A Corporal, based at RAF Cosford, will be competing in the 2014 Winter Olympics in Sochi.Read the full story ›
A Midland children's author will meet real Second World War RAF veterans as he prepares to release his debut book, based on the Battle of Britain.
Graham Jones will be at the air base in Cosford today, where he will discuss his story with five pilots - all in their 90s and who served in the war - including Battle of Britain survivor Ken Wilkinson.
Mr Jones' first book, called Time Travelling Toby and the Battle of Britain, is aimed at encouraging young children to learn about the historic battle.
Mr Wilkinson will also be signing a copy of the book to be auctioned off for a charity chosen by the Air Crew Association.
A new blood bikes service will be officially launched today at RAF Cosford.
The Shropshire and Staffordshire charity has more than 100 volunteer riders and two specially equipped motorbikes.
They will deliver blood and medical items to support the NHS, saving up to £300 each time.
Four-time World-Superbike Champion Carl Fogerty will also be there to give his support.
The second day of Battle of Britain commemoration at RAF Cosford could see a fly-past by one of the most iconic planes in history.
The Spitfire is expected to fly over the air force base as part of their remembrance event for the Battle of Britain.
However, organisers say the weather may affect the appearance of the aircraft, which is due to fly over Cosford at 2.25pm.
A Lancaster Bomber flew over the base yesterday, as the first part of the two-day family event.
A Lancaster bomber will fly past RAF Cosford today to commemorate the Battle of Britain.
It will be part of a weekend of events at the base to remember what could be considered the most important event in Royal Air Force history.
Other activities include engine demonstrations, operations room reconstructions and a ‘dig-for-victory’ garden.
The Battle of Britain was a crucial event in the First World War, where the RAF managed to overcome the German Luftwaffe in a series of airborne battles and help keep the country from invasion.
Work has begun to conserve a Second World War German aircraft which has been lifted from the seabed off the coast of Kent.
The wreckage of the world's last surviving Dornier Do-17 medium bomber was salvaged from the English Channel after 73 years.
It is now at the RAF Museum Cosford.
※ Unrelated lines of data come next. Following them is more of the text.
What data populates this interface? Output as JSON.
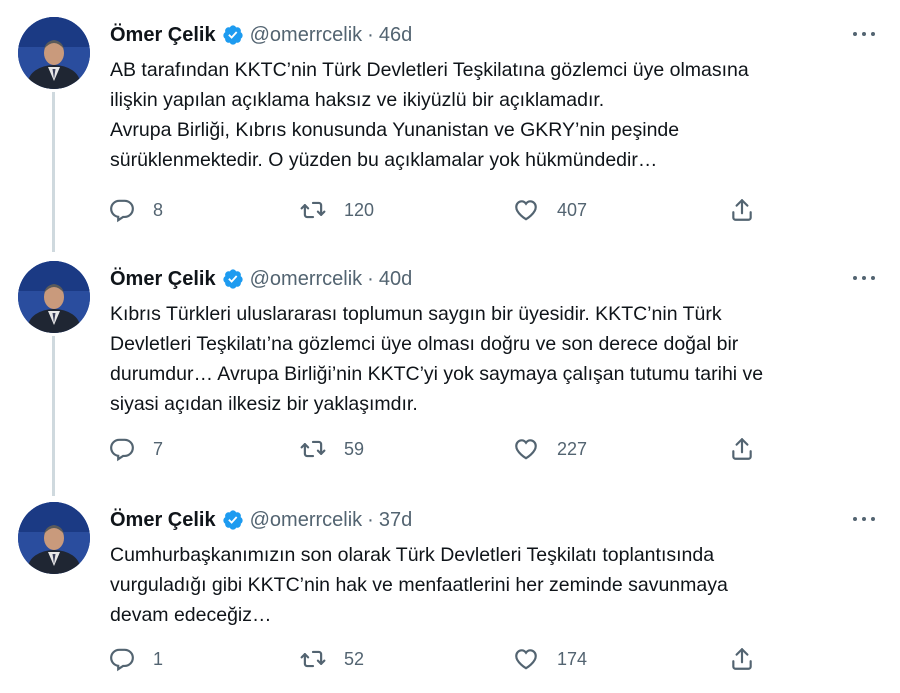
{
  "tweets": [
    {
      "name": "Ömer Çelik",
      "handle": "@omerrcelik",
      "separator": "·",
      "time": "46d",
      "text": "AB tarafından KKTC’nin Türk Devletleri Teşkilatına gözlemci üye olmasına\nilişkin yapılan açıklama haksız ve ikiyüzlü bir açıklamadır.\nAvrupa Birliği, Kıbrıs konusunda Yunanistan ve GKRY’nin peşinde\nsürüklenmektedir. O yüzden bu açıklamalar yok hükmündedir…",
      "replies": "8",
      "retweets": "120",
      "likes": "407"
    },
    {
      "name": "Ömer Çelik",
      "handle": "@omerrcelik",
      "separator": "·",
      "time": "40d",
      "text": "Kıbrıs Türkleri uluslararası toplumun saygın bir üyesidir. KKTC’nin Türk\nDevletleri Teşkilatı’na gözlemci üye olması doğru ve son derece doğal bir\ndurumdur… Avrupa Birliği’nin KKTC’yi yok saymaya çalışan tutumu tarihi ve\nsiyasi açıdan ilkesiz bir yaklaşımdır.",
      "replies": "7",
      "retweets": "59",
      "likes": "227"
    },
    {
      "name": "Ömer Çelik",
      "handle": "@omerrcelik",
      "separator": "·",
      "time": "37d",
      "text": "Cumhurbaşkanımızın son olarak Türk Devletleri Teşkilatı toplantısında\nvurguladığı gibi KKTC’nin hak ve menfaatlerini her zeminde savunmaya\ndevam edeceğiz…",
      "replies": "1",
      "retweets": "52",
      "likes": "174"
    }
  ],
  "colors": {
    "text": "#0f1419",
    "secondary": "#536471",
    "verified": "#1d9bf0",
    "connector": "#cfd9de"
  },
  "icons": {
    "verified": "verified-badge-icon",
    "more": "more-horizontal-icon",
    "reply": "reply-icon",
    "retweet": "retweet-icon",
    "like": "like-icon",
    "share": "share-icon"
  }
}
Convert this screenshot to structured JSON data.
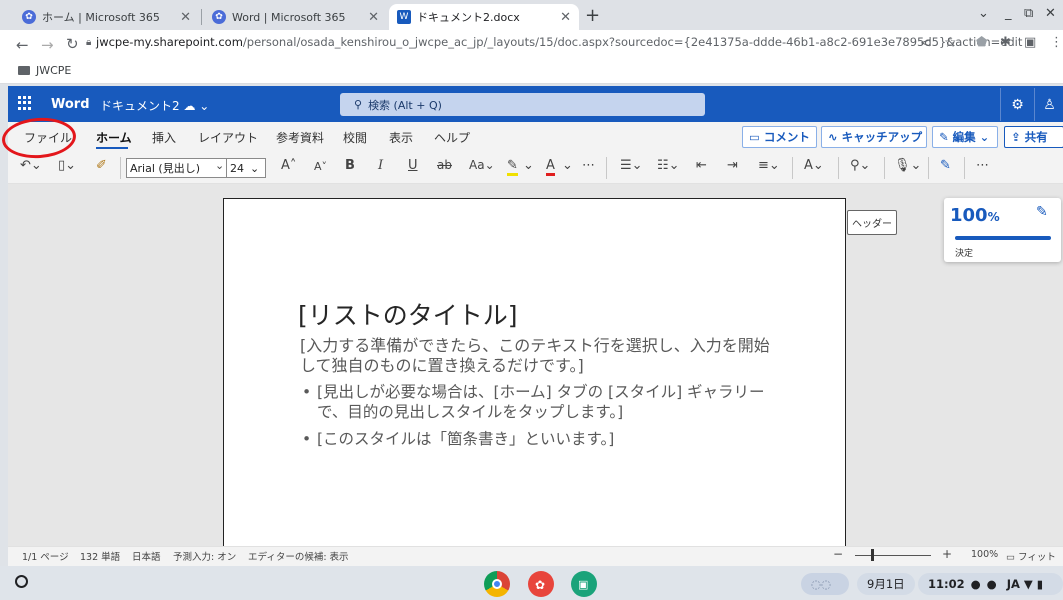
{
  "browser": {
    "tabs": [
      {
        "title": "ホーム | Microsoft 365"
      },
      {
        "title": "Word | Microsoft 365"
      },
      {
        "title": "ドキュメント2.docx"
      }
    ],
    "url_host": "jwcpe-my.sharepoint.com",
    "url_path": "/personal/osada_kenshirou_o_jwcpe_ac_jp/_layouts/15/doc.aspx?sourcedoc={2e41375a-ddde-46b1-a8c2-691e3e7895d5}&action=edit",
    "bookmark": "JWCPE"
  },
  "word": {
    "app_name": "Word",
    "doc_name": "ドキュメント2",
    "search_placeholder": "検索 (Alt + Q)",
    "ribbon_tabs": [
      "ファイル",
      "ホーム",
      "挿入",
      "レイアウト",
      "参考資料",
      "校閲",
      "表示",
      "ヘルプ"
    ],
    "comment_label": "コメント",
    "catchup_label": "キャッチアップ",
    "edit_label": "編集",
    "share_label": "共有",
    "font_name": "Arial (見出し)",
    "font_size": "24"
  },
  "document": {
    "title": "[リストのタイトル]",
    "paragraph": "[入力する準備ができたら、このテキスト行を選択し、入力を開始して独自のものに置き換えるだけです。]",
    "bullets": [
      "[見出しが必要な場合は、[ホーム] タブの [スタイル] ギャラリーで、目的の見出しスタイルをタップします。]",
      "[このスタイルは「箇条書き」といいます。]"
    ],
    "header_button": "ヘッダー"
  },
  "zoom_card": {
    "value": "100",
    "unit": "%",
    "confirm": "決定"
  },
  "status": {
    "page": "1/1 ページ",
    "words": "132 単語",
    "language": "日本語",
    "predictive": "予測入力: オン",
    "editor": "エディターの候補: 表示",
    "zoom": "100%",
    "fit": "フィット"
  },
  "shelf": {
    "date": "9月1日",
    "time": "11:02",
    "ime": "JA"
  }
}
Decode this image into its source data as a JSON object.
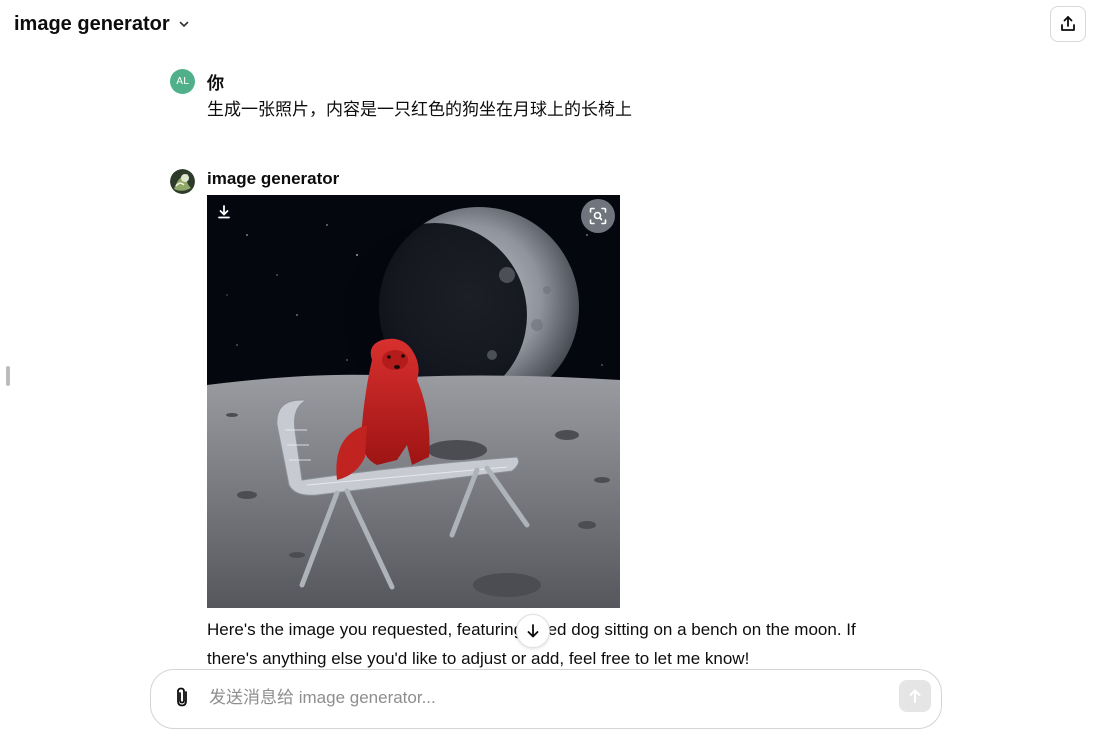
{
  "header": {
    "model_name": "image generator",
    "chevron_icon": "chevron-down-icon",
    "share_icon": "share-upload-icon"
  },
  "conversation": {
    "user_message": {
      "avatar_initials": "AL",
      "avatar_color": "#4fb08a",
      "sender": "你",
      "text": "生成一张照片，内容是一只红色的狗坐在月球上的长椅上"
    },
    "assistant_message": {
      "sender": "image generator",
      "avatar_icon": "gpt-avatar-image",
      "image_download_icon": "download-icon",
      "image_lens_icon": "scan-icon",
      "text": "Here's the image you requested, featuring a red dog sitting on a bench on the moon. If there's anything else you'd like to adjust or add, feel free to let me know!"
    }
  },
  "scroll_button_icon": "arrow-down-icon",
  "composer": {
    "placeholder": "发送消息给 image generator...",
    "attach_icon": "paperclip-icon",
    "send_icon": "arrow-up-icon"
  }
}
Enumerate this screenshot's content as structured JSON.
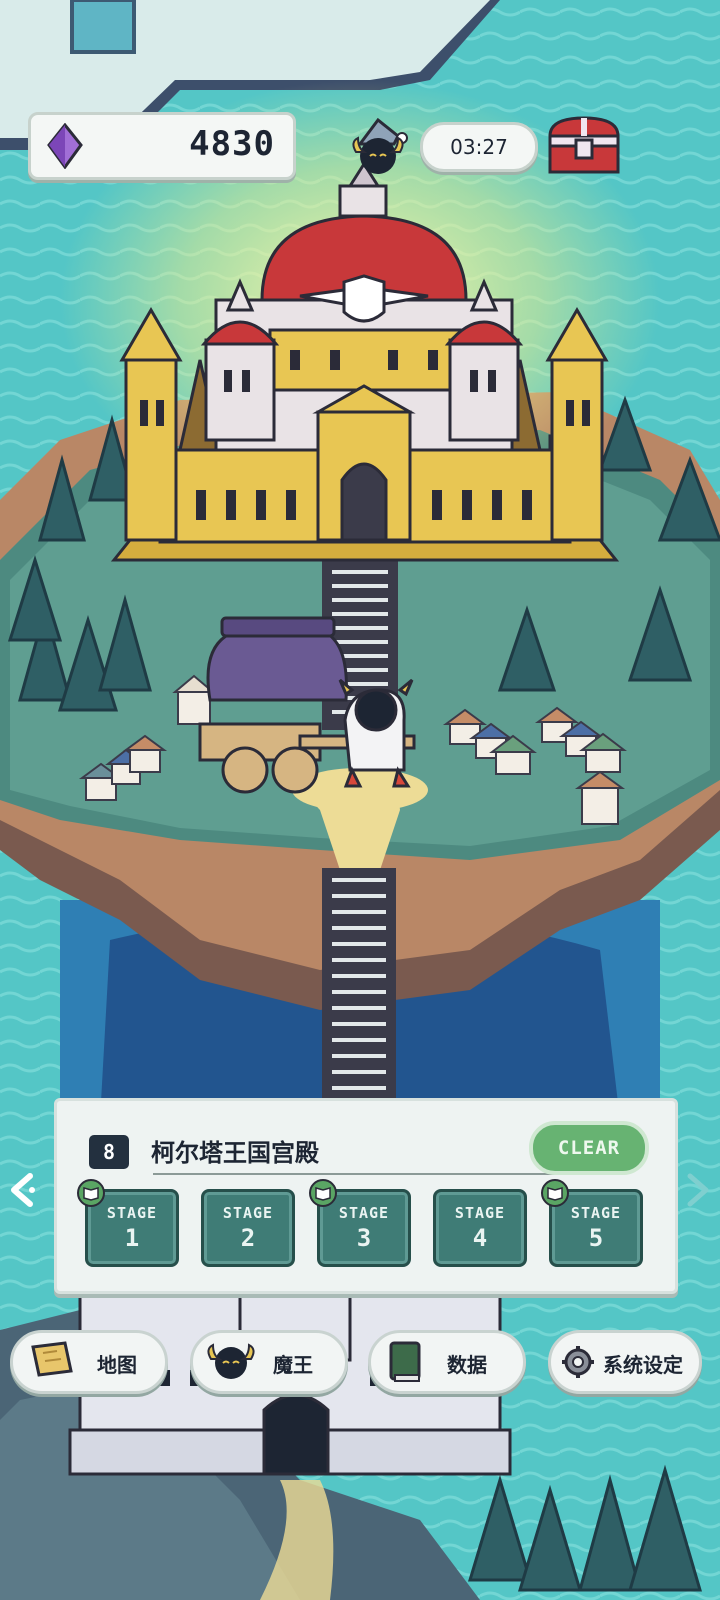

The remaining parts have been moved into two hydration tunnels where they will be sprayed with a mixture of water and citric acid to remove a build up of material from the sea. The process could take more than a year.
Keith Wilkinson reports.
The last remaining Dornier 17 is under-going restoration at RAF Cosford after arriving yesterday.
The remains of the plane, that has been under water in the English Channel since the Second World War, will now be coated in water and citric acid to remove the barnacles from the metal. This process will take about twelve months.
RAF Museum Cosford's General Manager, Alex Medhurst, explains to ITV News Central what work will be carried out on the salvaged German bomber, Do-17 Dornier, which was recovered from the English Channel earlier this month.